The meeting with Mike confirmed a few exciting hypotheses about his technique, and of technique in general, which will serve as cornerstones of the film project. Another legendary player, and an exceptionally nice guy, whose participation in the project I’m grateful to have.

Amps?  We Don’t Need No Stinkin’ Amps!

FUNKIN’ METAL: Demoing the Cornford Hellcat.

Most of the instructional material you see on my site is just the tip of the internet iceberg. The production of the final piece may involve several weeks (or even a month) of late nights, but the background preparation has sometimes required literally hundreds of hours of research and practice. Some of this doubles as research for the Code film project, but not always. So for my latest feature I specifically set out to do something that, in terms of research hours, would require precisely zero.
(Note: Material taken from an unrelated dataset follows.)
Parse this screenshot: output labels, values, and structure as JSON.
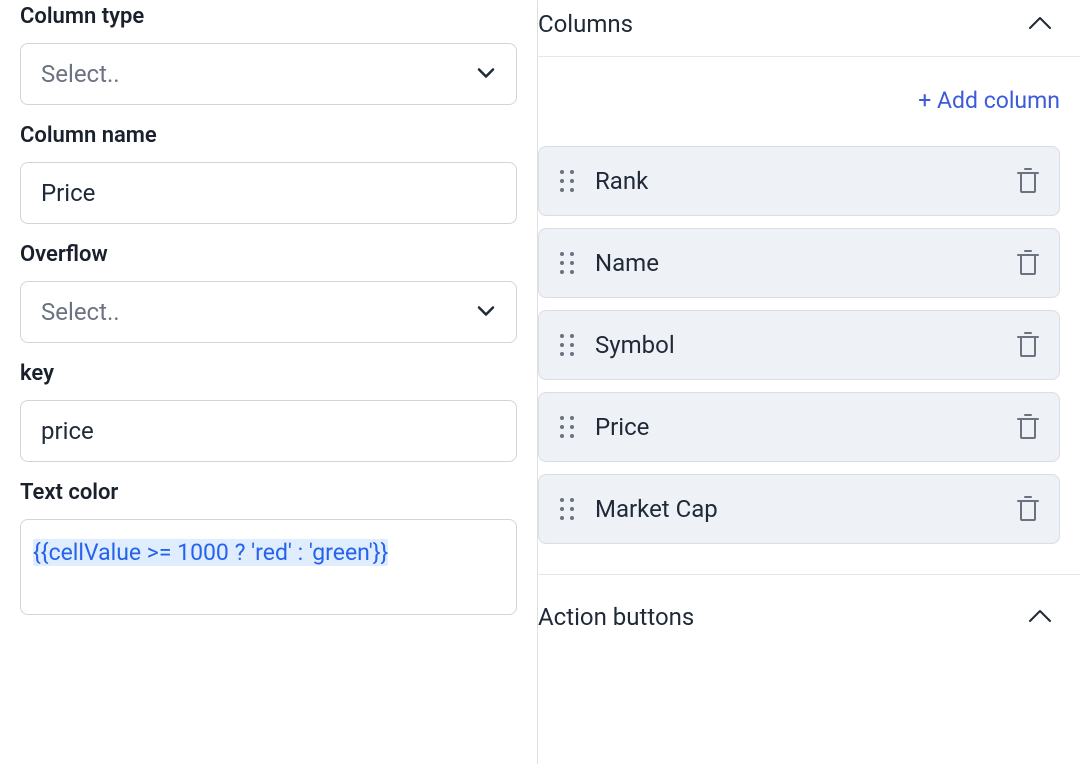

And ironically, what you’re seeing as a result, in this month’s Amp Shopping [[insert link to Amp Shopping here]] feature, is probably the most realistic example of the current state of my own technique.

In Amp Shopping, we take a stroll down to Manhattan’s noted Ultrasound Rehearsal and spend almost three hours playing a small selection of some of the greatest amplifiers fingers can play. As you can see in the 36-minute, 484MB video feature that accompanies the written story, this was both an entertaining and ear-opening tonal adventure. It was also technically challenging. Do you have three hours’ worth of interesting licks to play? Maybe Frank Gambale does, but I sure don’t.
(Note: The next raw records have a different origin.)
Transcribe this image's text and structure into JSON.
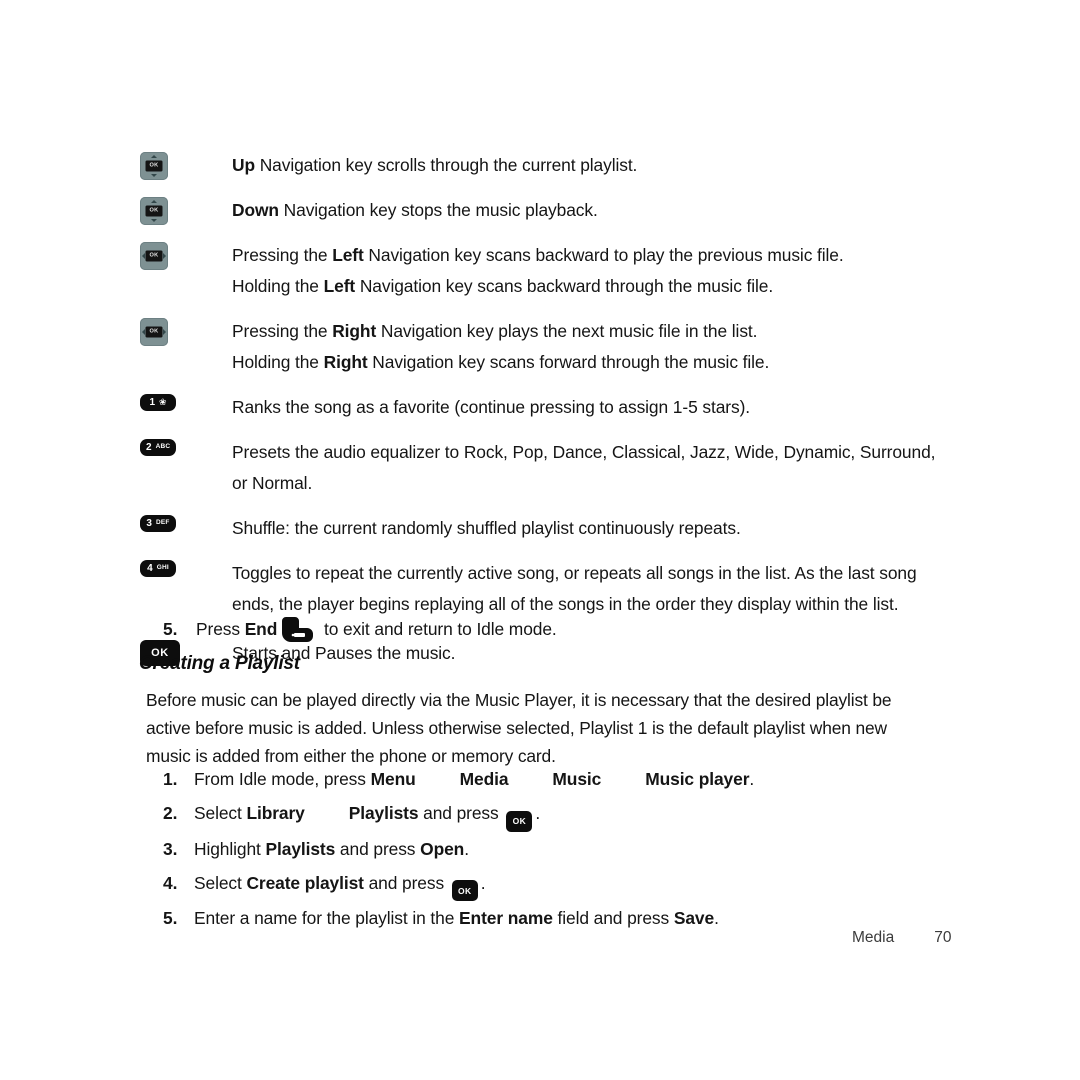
{
  "page": {
    "footer": {
      "section": "Media",
      "page_number": "70"
    }
  },
  "key_legend": [
    {
      "icon": "nav-key-up-icon",
      "icon_label": "OK",
      "direction": "up",
      "lines": [
        {
          "bold": "Up",
          "rest": " Navigation key scrolls through the current playlist."
        }
      ]
    },
    {
      "icon": "nav-key-down-icon",
      "icon_label": "OK",
      "direction": "down",
      "lines": [
        {
          "bold": "Down",
          "rest": " Navigation key stops the music playback."
        }
      ]
    },
    {
      "icon": "nav-key-left-icon",
      "icon_label": "OK",
      "direction": "left",
      "lines": [
        {
          "pre": "Pressing the ",
          "bold": "Left",
          "rest": " Navigation key scans backward to play the previous music file."
        },
        {
          "pre": "Holding the ",
          "bold": "Left",
          "rest": " Navigation key scans backward through the music file."
        }
      ]
    },
    {
      "icon": "nav-key-right-icon",
      "icon_label": "OK",
      "direction": "right",
      "lines": [
        {
          "pre": "Pressing the ",
          "bold": "Right",
          "rest": " Navigation key plays the next music file in the list."
        },
        {
          "pre": "Holding the ",
          "bold": "Right",
          "rest": " Navigation key scans forward through the music file."
        }
      ]
    },
    {
      "icon": "number-key-1-icon",
      "key_number": "1",
      "key_sub": "❀",
      "lines": [
        {
          "rest": "Ranks the song as a favorite (continue pressing to assign 1-5 stars)."
        }
      ]
    },
    {
      "icon": "number-key-2-icon",
      "key_number": "2",
      "key_sub": "ABC",
      "lines": [
        {
          "rest": "Presets the audio equalizer to Rock, Pop, Dance, Classical, Jazz, Wide, Dynamic, Surround, or Normal."
        }
      ]
    },
    {
      "icon": "number-key-3-icon",
      "key_number": "3",
      "key_sub": "DEF",
      "lines": [
        {
          "rest": "Shuffle: the current randomly shuffled playlist continuously repeats."
        }
      ]
    },
    {
      "icon": "number-key-4-icon",
      "key_number": "4",
      "key_sub": "GHI",
      "lines": [
        {
          "rest": "Toggles to repeat the currently active song, or repeats all songs in the list. As the last song ends, the player begins replaying all of the songs in the order they display within the list."
        }
      ]
    },
    {
      "icon": "ok-key-icon",
      "key_label": "OK",
      "lines": [
        {
          "rest": "Starts and Pauses the music."
        }
      ]
    }
  ],
  "step_exit": {
    "index": "5.",
    "pre": "Press ",
    "bold": "End",
    "icon": "end-call-key-icon",
    "rest": " to exit and return to Idle mode."
  },
  "section": {
    "heading": "Creating a Playlist",
    "intro": "Before music can be played directly via the Music Player, it is necessary that the desired playlist be active before music is added. Unless otherwise selected, Playlist 1 is the default playlist when new music is added from either the phone or memory card."
  },
  "playlist_steps": [
    {
      "index": "1.",
      "pre": "From Idle mode, press ",
      "menu_path": [
        "Menu",
        "Media",
        "Music",
        "Music player"
      ],
      "post": "."
    },
    {
      "index": "2.",
      "pre": "Select ",
      "bold_a": "Library",
      "bold_b": "Playlists",
      "mid": " and press ",
      "ok_label": "OK",
      "post": "."
    },
    {
      "index": "3.",
      "pre": "Highlight ",
      "bold_a": "Playlists",
      "mid": " and press ",
      "bold_b": "Open",
      "post": "."
    },
    {
      "index": "4.",
      "pre": "Select ",
      "bold_a": "Create playlist",
      "mid": " and press ",
      "ok_label": "OK",
      "post": "."
    },
    {
      "index": "5.",
      "pre": "Enter a name for the playlist in the ",
      "bold_a": "Enter name",
      "mid": " field and press ",
      "bold_b": "Save",
      "post": "."
    }
  ]
}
YOUR HOLLOW BODY IS A WONDERLAND: The Two Rock Topaz does jazz. Or a reasonable facsimile thereof.

In fact, as you can also see from the video, one byproduct of the research for the Code film project is that I’ve become pretty good at three-note-per-string scale playing. While this is an accomplishment I’m proud of, it is also a limiting factor. One of the reasons I don’t like practicing exercises is that, no matter what anyone says, doing so absolutely will negatively affect your improvisational creativity. What you practice is what you play. And if you spend hours practicing patterns, sure enough, when the band kicks in, patterns are what will emerge. And with so much great music both extant and waiting to be created, there’s bound to be something that both satisfies your practice needs and sounds super cool at the same time. Nevertheless, I’ve had very little me-time over the past couple of years to sit down and compose interesting songs and licks that venture beyond the three-note-per-string milieu.

Thankfully, there were some great improvisatory moments that popped up, frequently inspired by the fabulous tones of the amps I played. Check the attached video clips for some ultra-funky Cornford Hellcat riffing, and some cool bop sounds from the versatile Two Rock Topaz.

Get Your Tone On

GEAR LUST OR GEAR LOST? Reading about tone is like taking pictures of food.

You may not have been present at the Ultrasound session, but I know you were there in spirit. Which is why I offer you a fun role to play in potentially shaping the amplifier purchase I will ultimately make. I’ve put together a compendium of the sound samples I recorded, and offered them up as a handy survey. Take a look at the Amp Shopping Poll and decide for yourself what you think these amps sound like. With so much written gear review material on the web, but so few comprehensive sound samples available (Seymour Duncan’s excellent web site is a notable exception), I think this format should become the de facto standard as traditional guitar magazines go increasingly digital.